++++ Supplied entries

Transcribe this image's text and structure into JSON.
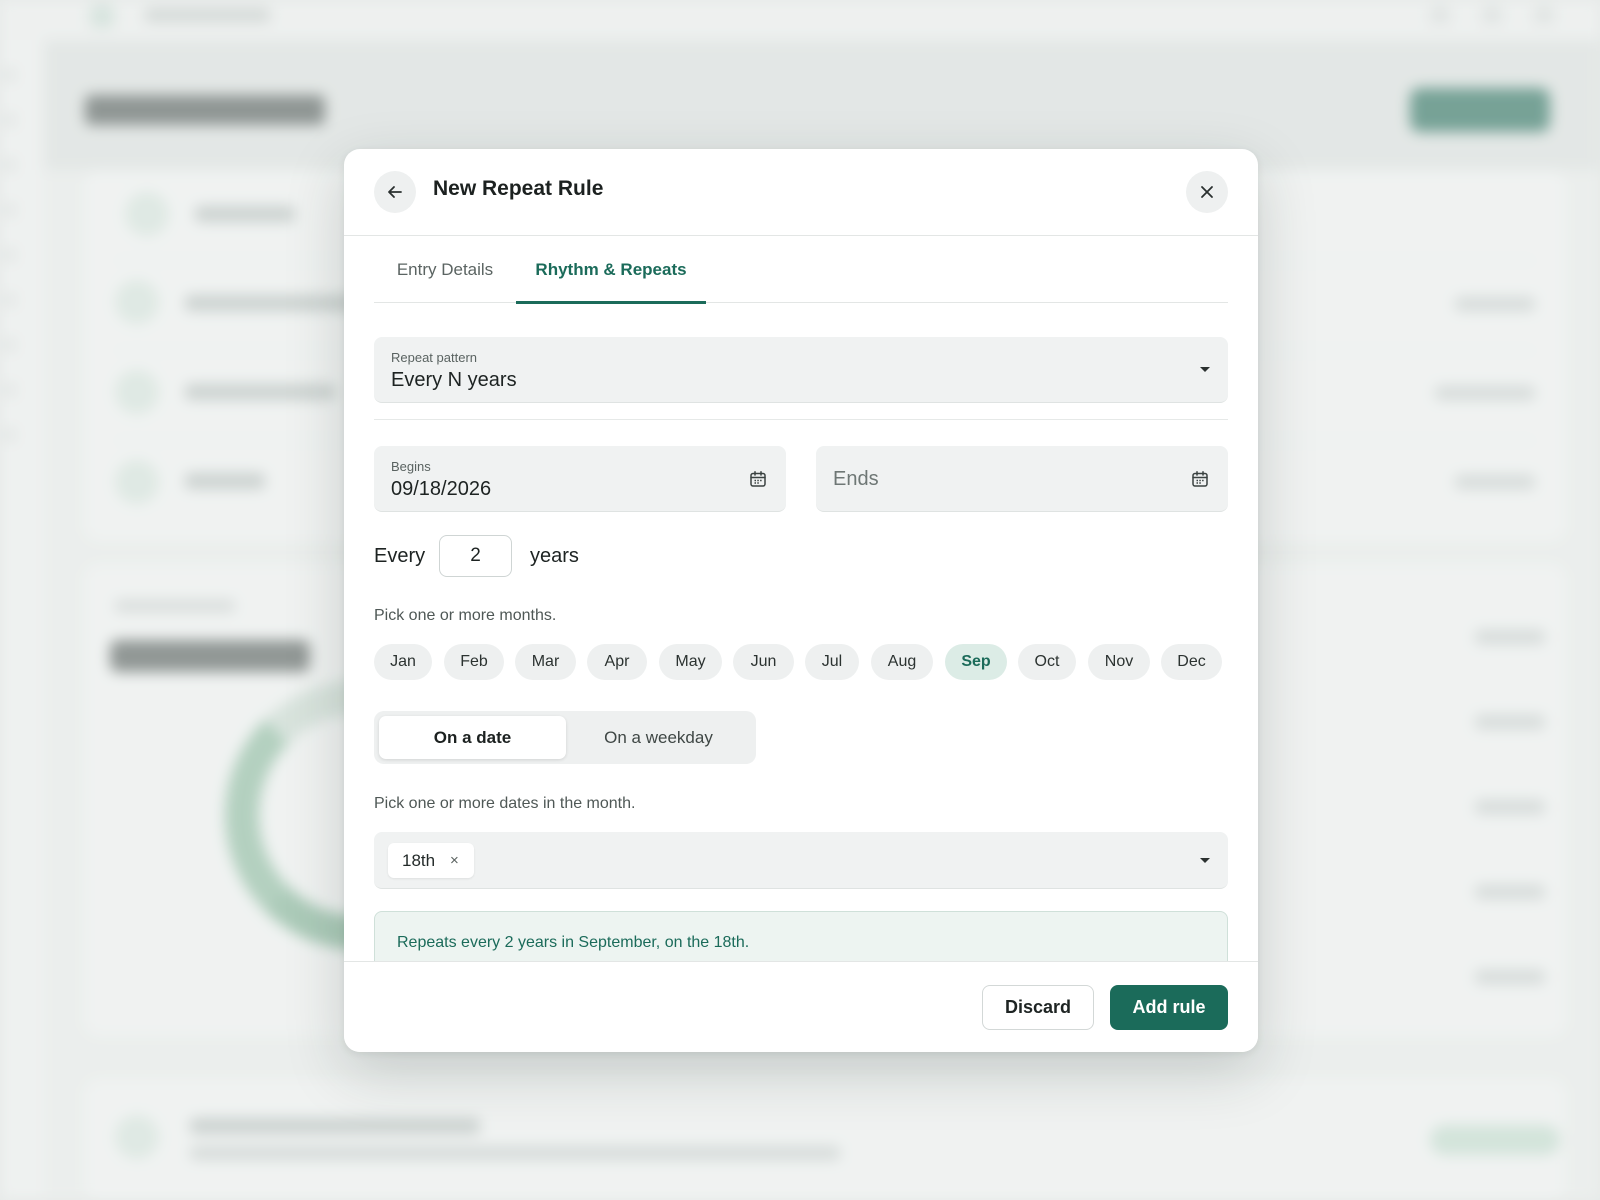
{
  "dialog": {
    "title": "New Repeat Rule",
    "back_icon": "arrow-left-icon",
    "close_icon": "close-icon"
  },
  "tabs": [
    {
      "label": "Entry Details",
      "active": false
    },
    {
      "label": "Rhythm & Repeats",
      "active": true
    }
  ],
  "pattern": {
    "label": "Repeat pattern",
    "value": "Every N years"
  },
  "begins": {
    "label": "Begins",
    "value": "09/18/2026"
  },
  "ends": {
    "placeholder": "Ends"
  },
  "interval": {
    "prefix": "Every",
    "value": "2",
    "suffix": "years"
  },
  "months": {
    "hint": "Pick one or more months.",
    "items": [
      "Jan",
      "Feb",
      "Mar",
      "Apr",
      "May",
      "Jun",
      "Jul",
      "Aug",
      "Sep",
      "Oct",
      "Nov",
      "Dec"
    ],
    "selected": "Sep"
  },
  "mode": {
    "options": [
      "On a date",
      "On a weekday"
    ],
    "active": "On a date"
  },
  "dates": {
    "hint": "Pick one or more dates in the month.",
    "tags": [
      "18th"
    ],
    "remove_glyph": "×"
  },
  "summary": {
    "text": "Repeats every 2 years in September, on the 18th."
  },
  "footer": {
    "discard_label": "Discard",
    "add_label": "Add rule"
  },
  "colors": {
    "accent": "#1b6b5a",
    "selected_chip_bg": "#dcece6",
    "summary_bg": "#edf4f1"
  }
}
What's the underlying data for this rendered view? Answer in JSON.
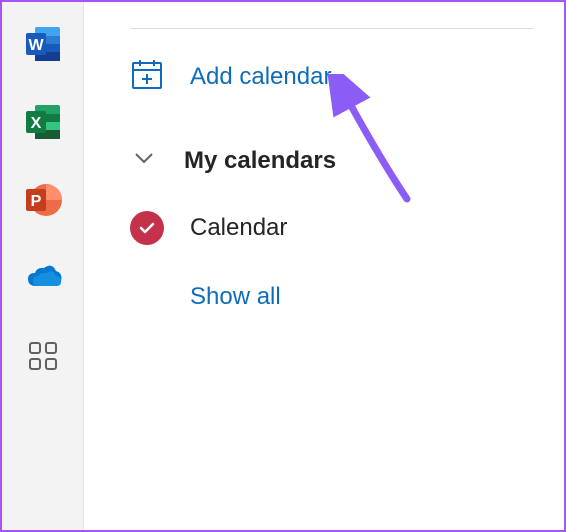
{
  "appRail": {
    "items": [
      {
        "name": "word",
        "letter": "W",
        "color1": "#2b579a",
        "color2": "#41a5ee"
      },
      {
        "name": "excel",
        "letter": "X",
        "color1": "#107c41",
        "color2": "#21a366"
      },
      {
        "name": "powerpoint",
        "letter": "P",
        "color1": "#c43e1c",
        "color2": "#ed6c47"
      },
      {
        "name": "onedrive",
        "type": "cloud"
      },
      {
        "name": "apps",
        "type": "grid"
      }
    ]
  },
  "sidebar": {
    "add_calendar_label": "Add calendar",
    "section_title": "My calendars",
    "calendar_item": "Calendar",
    "show_all_label": "Show all"
  }
}
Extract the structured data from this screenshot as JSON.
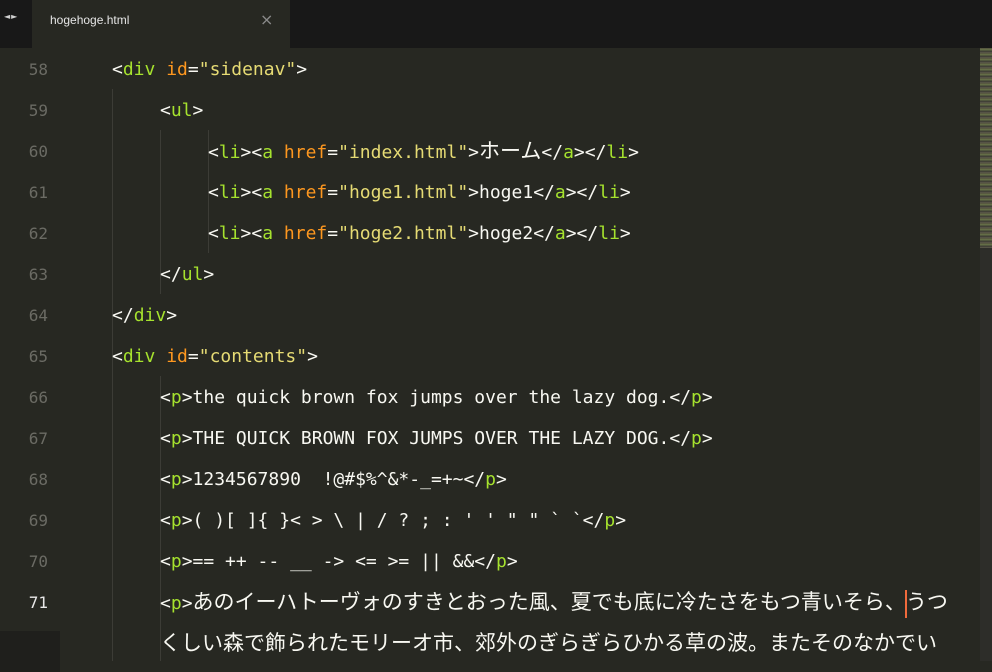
{
  "tab": {
    "nav_arrows": "◄►",
    "filename": "hogehoge.html",
    "close_glyph": "×"
  },
  "line_numbers": [
    "58",
    "59",
    "60",
    "61",
    "62",
    "63",
    "64",
    "65",
    "66",
    "67",
    "68",
    "69",
    "70",
    "71"
  ],
  "current_line": "71",
  "code": {
    "l58": {
      "tag": "div",
      "attr": "id",
      "value": "\"sidenav\""
    },
    "l59": {
      "tag": "ul"
    },
    "l60": {
      "attr": "href",
      "value": "\"index.html\"",
      "text": "ホーム"
    },
    "l61": {
      "attr": "href",
      "value": "\"hoge1.html\"",
      "text": "hoge1"
    },
    "l62": {
      "attr": "href",
      "value": "\"hoge2.html\"",
      "text": "hoge2"
    },
    "l63": {
      "tag": "ul"
    },
    "l64": {
      "tag": "div"
    },
    "l65": {
      "tag": "div",
      "attr": "id",
      "value": "\"contents\""
    },
    "l66": {
      "tag": "p",
      "text": "the quick brown fox jumps over the lazy dog."
    },
    "l67": {
      "tag": "p",
      "text": "THE QUICK BROWN FOX JUMPS OVER THE LAZY DOG."
    },
    "l68": {
      "tag": "p",
      "text": "1234567890  !@#$%^&*-_=+~"
    },
    "l69": {
      "tag": "p",
      "text": "( )[ ]{ }< > \\ | / ? ; : ' ' \" \" ` `"
    },
    "l70": {
      "tag": "p",
      "text": "== ++ -- __ -> <= >= || &&"
    },
    "l71": {
      "tag": "p",
      "text_before_cursor": "あのイーハトーヴォのすきとおった風、夏でも底に冷たさをもつ青いそら、",
      "text_after_cursor": "うつ",
      "wrap": "くしい森で飾られたモリーオ市、郊外のぎらぎらひかる草の波。またそのなかでい"
    }
  },
  "colors": {
    "background": "#272822",
    "tag": "#a6e22e",
    "attribute": "#fd971f",
    "string": "#e6db74",
    "text": "#f8f8f2",
    "cursor": "#f06a3c"
  }
}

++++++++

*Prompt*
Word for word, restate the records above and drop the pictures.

*Result of the task*
Transcribe this image's text and structure into JSON.
{
  "dialog": {
    "title": "New Repeat Rule",
    "back_icon": "arrow-left-icon",
    "close_icon": "close-icon"
  },
  "tabs": [
    {
      "label": "Entry Details",
      "active": false
    },
    {
      "label": "Rhythm & Repeats",
      "active": true
    }
  ],
  "pattern": {
    "label": "Repeat pattern",
    "value": "Every N years"
  },
  "begins": {
    "label": "Begins",
    "value": "09/18/2026"
  },
  "ends": {
    "placeholder": "Ends"
  },
  "interval": {
    "prefix": "Every",
    "value": "2",
    "suffix": "years"
  },
  "months": {
    "hint": "Pick one or more months.",
    "items": [
      "Jan",
      "Feb",
      "Mar",
      "Apr",
      "May",
      "Jun",
      "Jul",
      "Aug",
      "Sep",
      "Oct",
      "Nov",
      "Dec"
    ],
    "selected": "Sep"
  },
  "mode": {
    "options": [
      "On a date",
      "On a weekday"
    ],
    "active": "On a date"
  },
  "dates": {
    "hint": "Pick one or more dates in the month.",
    "tags": [
      "18th"
    ],
    "remove_glyph": "×"
  },
  "summary": {
    "text": "Repeats every 2 years in September, on the 18th."
  },
  "footer": {
    "discard_label": "Discard",
    "add_label": "Add rule"
  },
  "colors": {
    "accent": "#1b6b5a",
    "selected_chip_bg": "#dcece6",
    "summary_bg": "#edf4f1"
  }
}
What's the underlying data for this rendered view? Answer in JSON.
{
  "appRail": {
    "items": [
      {
        "name": "word",
        "letter": "W",
        "color1": "#2b579a",
        "color2": "#41a5ee"
      },
      {
        "name": "excel",
        "letter": "X",
        "color1": "#107c41",
        "color2": "#21a366"
      },
      {
        "name": "powerpoint",
        "letter": "P",
        "color1": "#c43e1c",
        "color2": "#ed6c47"
      },
      {
        "name": "onedrive",
        "type": "cloud"
      },
      {
        "name": "apps",
        "type": "grid"
      }
    ]
  },
  "sidebar": {
    "add_calendar_label": "Add calendar",
    "section_title": "My calendars",
    "calendar_item": "Calendar",
    "show_all_label": "Show all"
  }
}
Extract the structured data from this screenshot as JSON.
{
  "tab": {
    "nav_arrows": "◄►",
    "filename": "hogehoge.html",
    "close_glyph": "×"
  },
  "line_numbers": [
    "58",
    "59",
    "60",
    "61",
    "62",
    "63",
    "64",
    "65",
    "66",
    "67",
    "68",
    "69",
    "70",
    "71"
  ],
  "current_line": "71",
  "code": {
    "l58": {
      "tag": "div",
      "attr": "id",
      "value": "\"sidenav\""
    },
    "l59": {
      "tag": "ul"
    },
    "l60": {
      "attr": "href",
      "value": "\"index.html\"",
      "text": "ホーム"
    },
    "l61": {
      "attr": "href",
      "value": "\"hoge1.html\"",
      "text": "hoge1"
    },
    "l62": {
      "attr": "href",
      "value": "\"hoge2.html\"",
      "text": "hoge2"
    },
    "l63": {
      "tag": "ul"
    },
    "l64": {
      "tag": "div"
    },
    "l65": {
      "tag": "div",
      "attr": "id",
      "value": "\"contents\""
    },
    "l66": {
      "tag": "p",
      "text": "the quick brown fox jumps over the lazy dog."
    },
    "l67": {
      "tag": "p",
      "text": "THE QUICK BROWN FOX JUMPS OVER THE LAZY DOG."
    },
    "l68": {
      "tag": "p",
      "text": "1234567890  !@#$%^&*-_=+~"
    },
    "l69": {
      "tag": "p",
      "text": "( )[ ]{ }< > \\ | / ? ; : ' ' \" \" ` `"
    },
    "l70": {
      "tag": "p",
      "text": "== ++ -- __ -> <= >= || &&"
    },
    "l71": {
      "tag": "p",
      "text_before_cursor": "あのイーハトーヴォのすきとおった風、夏でも底に冷たさをもつ青いそら、",
      "text_after_cursor": "うつ",
      "wrap": "くしい森で飾られたモリーオ市、郊外のぎらぎらひかる草の波。またそのなかでい"
    }
  },
  "colors": {
    "background": "#272822",
    "tag": "#a6e22e",
    "attribute": "#fd971f",
    "string": "#e6db74",
    "text": "#f8f8f2",
    "cursor": "#f06a3c"
  }
}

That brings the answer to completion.